After just three weeks, hospice also determined she no longer qualified. The bill to Medicare for three weeks was $40,000.
“It’s like a salesman. Try to sell them on the hospice’s house,” says a former hospice nurse who still works in the health care industry and asked us not to use her name.
She asked us to hide her face because she still works in health care. She says also told investigators conducting a criminal investigation into potential Medicare fraud, “They always wanted to keep the hospice house full — no empty beds.”
She says that way hospice made more money.
Former hospice social worker Nancy Chase filed a federal whistle-blower suit and alleges the same thing in the suit. “They recruit patients that don’t have life-limiting illness.”
Chase claims Chapters Health System, the parent corporation for LifePath and Good Shepherd Hospice, provided incentives and imposed quotas on employees to qualify patients for continuous care. “The nurses were told to manufacture symptoms, to manufacture reasons, so hospice could make more money.”
However, attorney Adam Schwartz who represents Chapters Health System, says, “I can tell you there are no quotas for the people that make the admission decisions.”
Schwartz denies the allegations raised in this federal whistle-blower suit.
“There is no pressure,” Schwartz says. “If the patients are medically required to be there they are put there, if not they are not put into hospice and hospice house.”
But 10Investigates obtained internal memos directing nurses to have three admissions each week.
We read part of the memo to Schwartz where it says, “Referrals from our nursing homes continue to be flat, please help reverse the trend.”
“I haven’t seen those memos that you’re talking about so I can’t comment on those,” Schwartz replied.
When we asked Schwartz, “Do you want to see the memos?”
Schwartz declined, saying,” It wouldn’t help me to see the memos or not.”
10Investigates also obtained a letter written by a hospice nurse sent to the Florida Agency for Health Care Administration.
The letter states, “staff are pressured by administrators to fraudulently utilize continuous care, to fraudulently admit patients to hospice houses and that don’t meet criteria.”
And Murphy says in his opinion, “This is not a calling anymore, this is a business.”
While Hospice is a nonprofit agency, there are financial incentives and bonuses for its top executives to bring in as much revenue as possible.
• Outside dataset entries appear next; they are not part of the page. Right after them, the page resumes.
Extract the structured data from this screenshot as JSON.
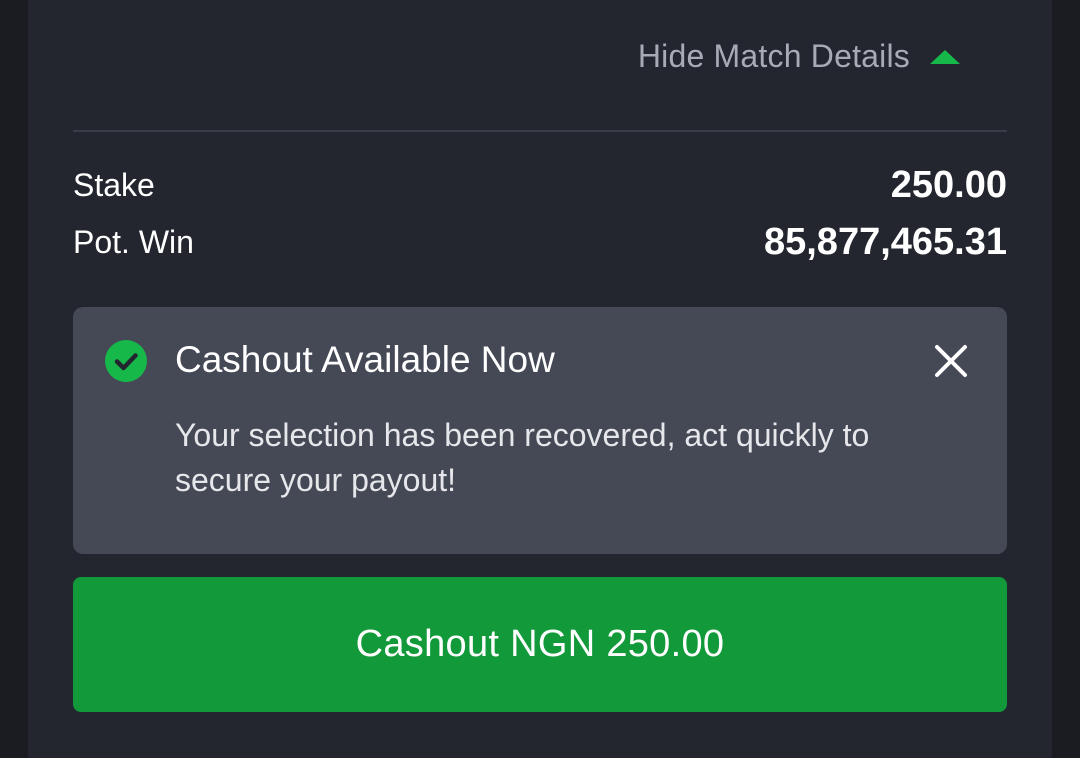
{
  "header": {
    "toggle_label": "Hide Match Details",
    "toggle_icon": "caret-up-icon"
  },
  "summary": {
    "stake_label": "Stake",
    "stake_value": "250.00",
    "pot_win_label": "Pot. Win",
    "pot_win_value": "85,877,465.31"
  },
  "notice": {
    "icon": "check-circle-icon",
    "title": "Cashout Available Now",
    "message": "Your selection has been recovered, act quickly to secure your payout!",
    "close_icon": "close-icon"
  },
  "cashout": {
    "button_label": "Cashout NGN 250.00"
  },
  "colors": {
    "page_bg": "#1a1c22",
    "card_bg": "#23262f",
    "notice_bg": "#454956",
    "accent_green": "#17b84a",
    "button_green": "#12993a",
    "muted_text": "#a7abb5"
  }
}
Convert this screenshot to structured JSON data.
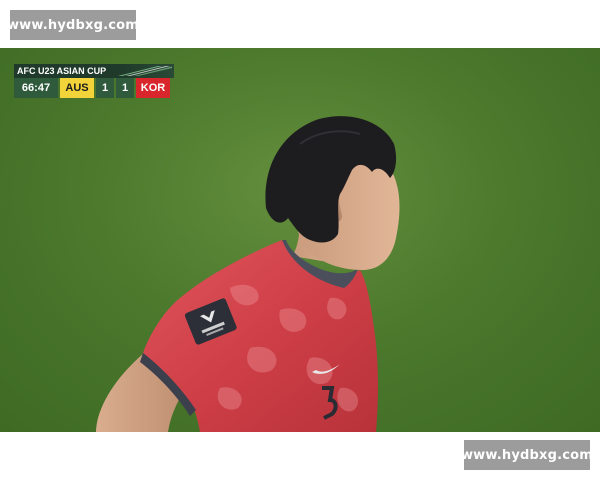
{
  "watermarks": {
    "top": "www.hydbxg.com",
    "bottom": "www.hydbxg.com"
  },
  "scoreboard": {
    "competition": "AFC U23 ASIAN CUP",
    "clock": "66:47",
    "home_team": "AUS",
    "home_score": "1",
    "away_score": "1",
    "away_team": "KOR",
    "colors": {
      "home": "#f2d43a",
      "away": "#d8262c",
      "panel": "#2f5a3c"
    }
  },
  "scene": {
    "subject": "player in red shirt",
    "pitch_color": "#4b7a2c",
    "shirt_color": "#d64a52",
    "badge_icon": "tournament-badge-icon"
  }
}
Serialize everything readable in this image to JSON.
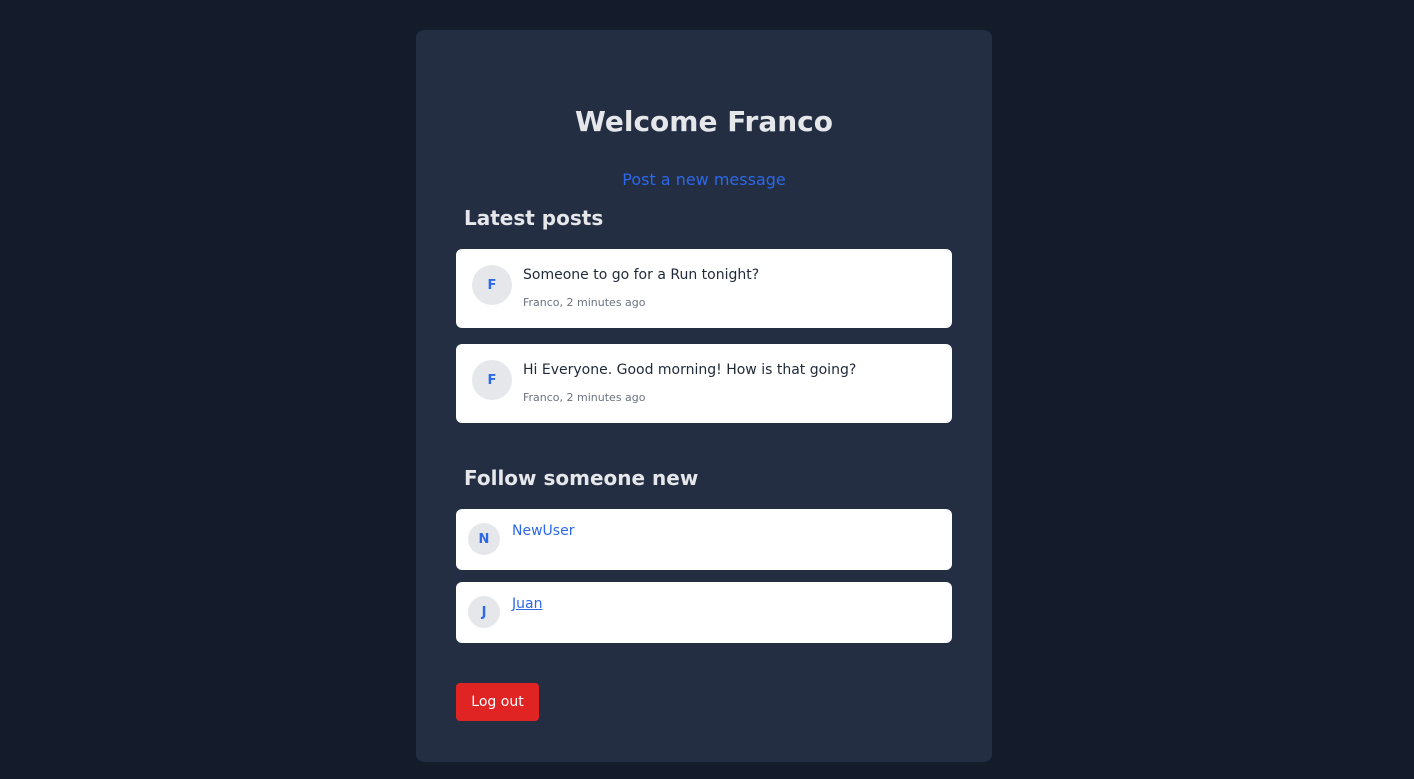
{
  "header": {
    "title": "Welcome Franco",
    "post_link": "Post a new message"
  },
  "posts": {
    "title": "Latest posts",
    "items": [
      {
        "avatar": "F",
        "text": "Someone to go for a Run tonight?",
        "meta": "Franco, 2 minutes ago"
      },
      {
        "avatar": "F",
        "text": "Hi Everyone. Good morning! How is that going?",
        "meta": "Franco, 2 minutes ago"
      }
    ]
  },
  "follow": {
    "title": "Follow someone new",
    "users": [
      {
        "avatar": "N",
        "name": "NewUser"
      },
      {
        "avatar": "J",
        "name": "Juan"
      }
    ]
  },
  "logout_label": "Log out",
  "colors": {
    "page_background": "#141b2b",
    "panel_background": "#232e42",
    "accent": "#2c68e8",
    "danger": "#e02424"
  }
}
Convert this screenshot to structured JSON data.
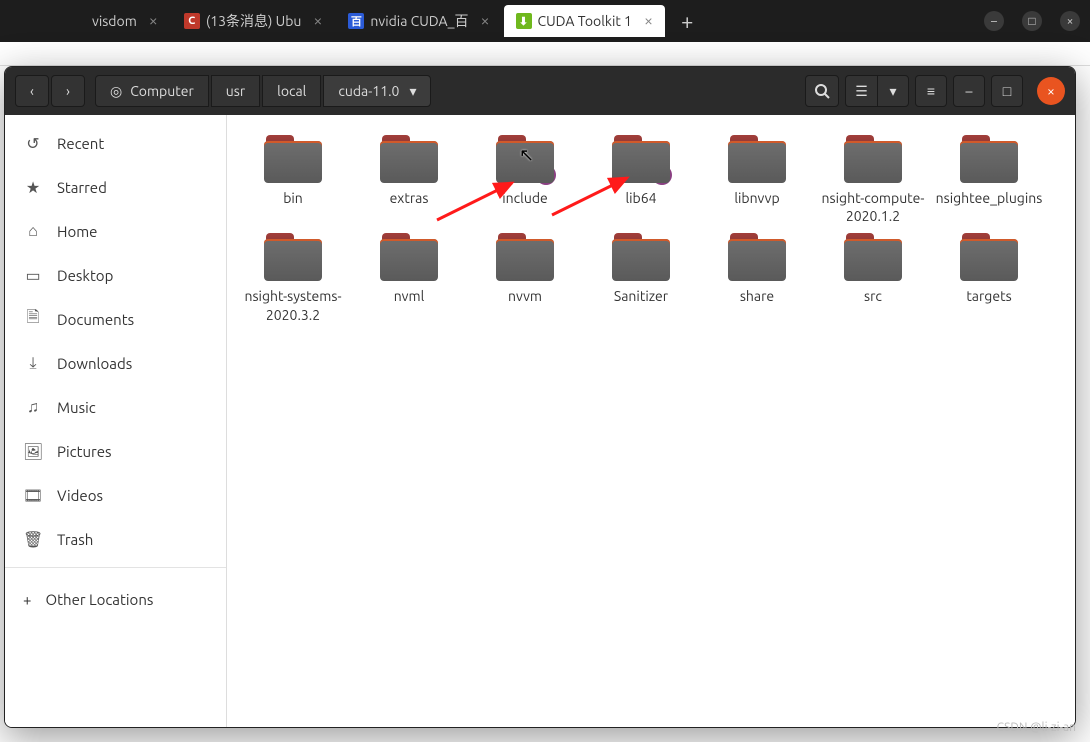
{
  "browser": {
    "tabs": [
      {
        "title": "visdom",
        "fav": "",
        "favbg": ""
      },
      {
        "title": "(13条消息) Ubu",
        "fav": "C",
        "favbg": "#c0392b"
      },
      {
        "title": "nvidia CUDA_百",
        "fav": "百",
        "favbg": "#2b5bd7"
      },
      {
        "title": "CUDA Toolkit 1",
        "fav": "⬇",
        "favbg": "#6fb81d",
        "active": true
      }
    ]
  },
  "pathbar": {
    "root_label": "Computer",
    "segments": [
      "usr",
      "local",
      "cuda-11.0"
    ]
  },
  "sidebar": {
    "items": [
      {
        "icon": "↺",
        "label": "Recent"
      },
      {
        "icon": "★",
        "label": "Starred"
      },
      {
        "icon": "⌂",
        "label": "Home"
      },
      {
        "icon": "▭",
        "label": "Desktop"
      },
      {
        "icon": "🗎",
        "label": "Documents"
      },
      {
        "icon": "⤓",
        "label": "Downloads"
      },
      {
        "icon": "♫",
        "label": "Music"
      },
      {
        "icon": "🖼",
        "label": "Pictures"
      },
      {
        "icon": "🎞",
        "label": "Videos"
      },
      {
        "icon": "🗑",
        "label": "Trash"
      }
    ],
    "other": {
      "icon": "+",
      "label": "Other Locations"
    }
  },
  "folders": [
    {
      "name": "bin"
    },
    {
      "name": "extras"
    },
    {
      "name": "include",
      "symlink": true
    },
    {
      "name": "lib64",
      "symlink": true
    },
    {
      "name": "libnvvp"
    },
    {
      "name": "nsight-compute-2020.1.2"
    },
    {
      "name": "nsightee_plugins"
    },
    {
      "name": "nsight-systems-2020.3.2"
    },
    {
      "name": "nvml"
    },
    {
      "name": "nvvm"
    },
    {
      "name": "Sanitizer"
    },
    {
      "name": "share"
    },
    {
      "name": "src"
    },
    {
      "name": "targets"
    }
  ],
  "watermark": "CSDN @li-zi-an"
}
For example, the CEO makes more than the combined salaries of the president and vice president of the United States. We are continuing look into that aspect of this story as our investigation continues.